TASK TO COMPLETE:
The word to find is "header". Copy each line of the material that contains it.

EXTRACTED RECORDS:
-----

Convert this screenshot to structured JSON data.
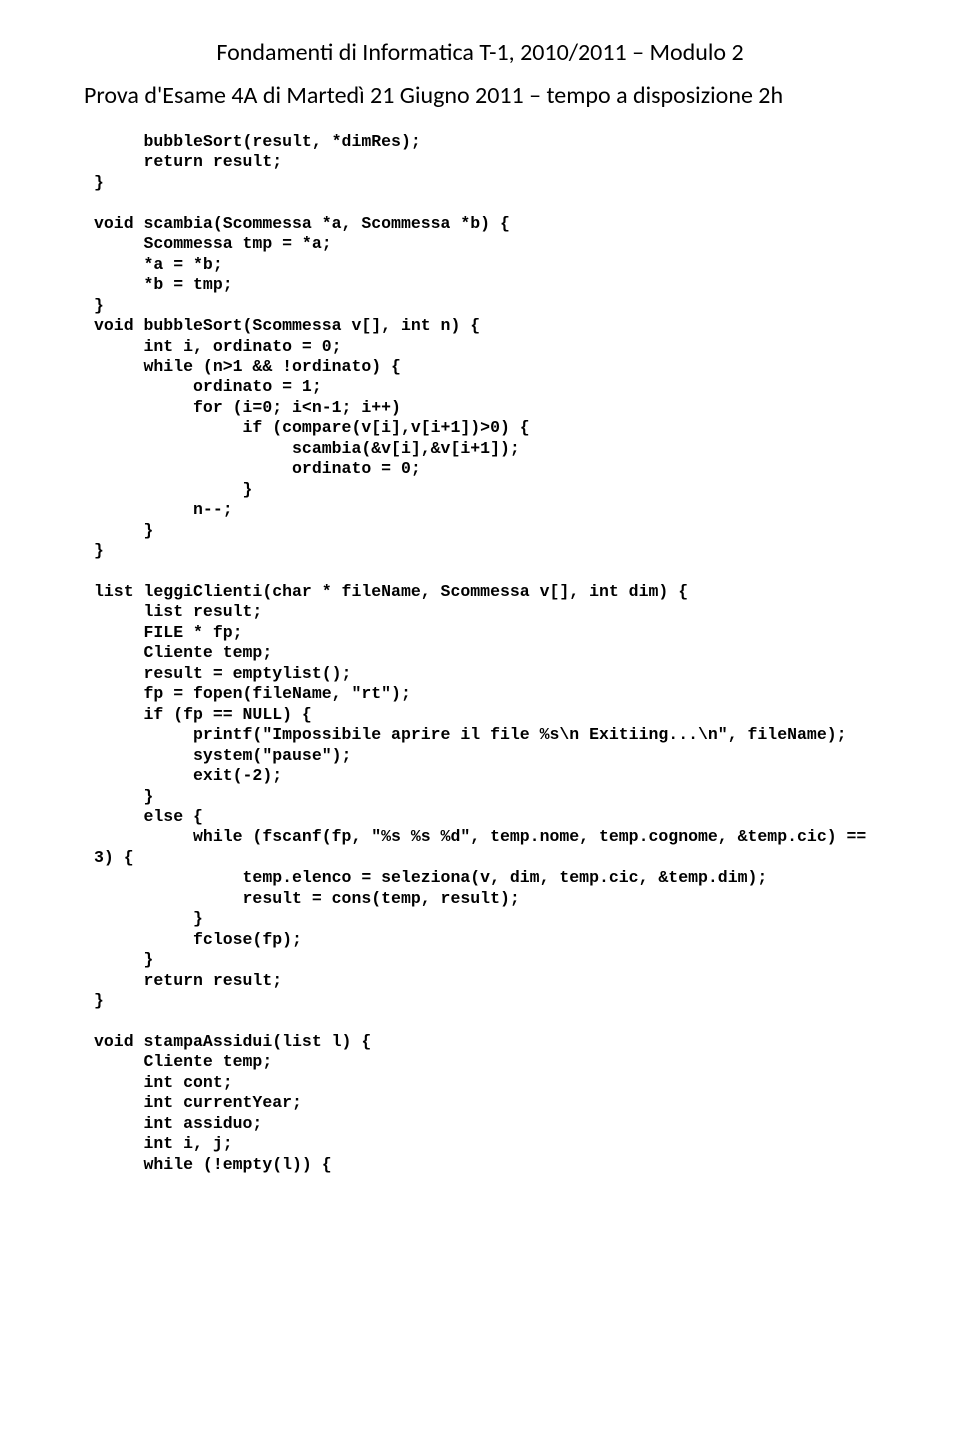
{
  "title": "Fondamenti di Informatica T-1, 2010/2011 – Modulo 2",
  "subtitle": "Prova d'Esame 4A di Martedì 21 Giugno 2011 – tempo a disposizione 2h",
  "code": "     bubbleSort(result, *dimRes);\n     return result;\n}\n\nvoid scambia(Scommessa *a, Scommessa *b) {\n     Scommessa tmp = *a;\n     *a = *b;\n     *b = tmp;\n}\nvoid bubbleSort(Scommessa v[], int n) {\n     int i, ordinato = 0;\n     while (n>1 && !ordinato) {\n          ordinato = 1;\n          for (i=0; i<n-1; i++)\n               if (compare(v[i],v[i+1])>0) {\n                    scambia(&v[i],&v[i+1]);\n                    ordinato = 0;\n               }\n          n--;\n     }\n}\n\nlist leggiClienti(char * fileName, Scommessa v[], int dim) {\n     list result;\n     FILE * fp;\n     Cliente temp;\n     result = emptylist();\n     fp = fopen(fileName, \"rt\");\n     if (fp == NULL) {\n          printf(\"Impossibile aprire il file %s\\n Exitiing...\\n\", fileName);\n          system(\"pause\");\n          exit(-2);\n     }\n     else {\n          while (fscanf(fp, \"%s %s %d\", temp.nome, temp.cognome, &temp.cic) ==\n3) {\n               temp.elenco = seleziona(v, dim, temp.cic, &temp.dim);\n               result = cons(temp, result);\n          }\n          fclose(fp);\n     }\n     return result;\n}\n\nvoid stampaAssidui(list l) {\n     Cliente temp;\n     int cont;\n     int currentYear;\n     int assiduo;\n     int i, j;\n     while (!empty(l)) {"
}
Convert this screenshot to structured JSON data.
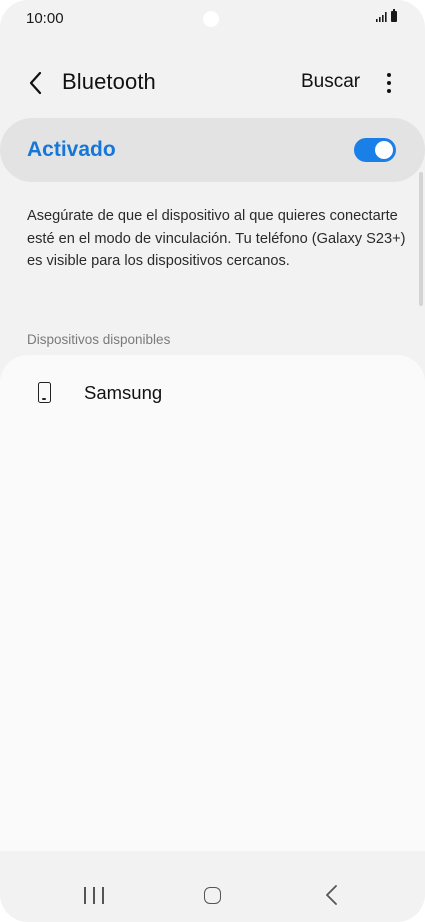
{
  "status_bar": {
    "time": "10:00"
  },
  "header": {
    "title": "Bluetooth",
    "search_label": "Buscar"
  },
  "master_switch": {
    "label": "Activado",
    "checked": true,
    "accent_color": "#1677d9"
  },
  "description": "Asegúrate de que el dispositivo al que quieres conectarte esté en el modo de vinculación. Tu teléfono (Galaxy S23+) es visible para los dispositivos cercanos.",
  "available_devices": {
    "header": "Dispositivos disponibles",
    "items": [
      {
        "name": "Samsung",
        "icon": "smartphone-icon"
      }
    ]
  },
  "nav_bar": {
    "icons": [
      "recents-icon",
      "home-icon",
      "back-icon"
    ]
  }
}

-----

ANSWER TO THE PROBLEM:
  "header": {
    "header": "Dispositivos disponibles",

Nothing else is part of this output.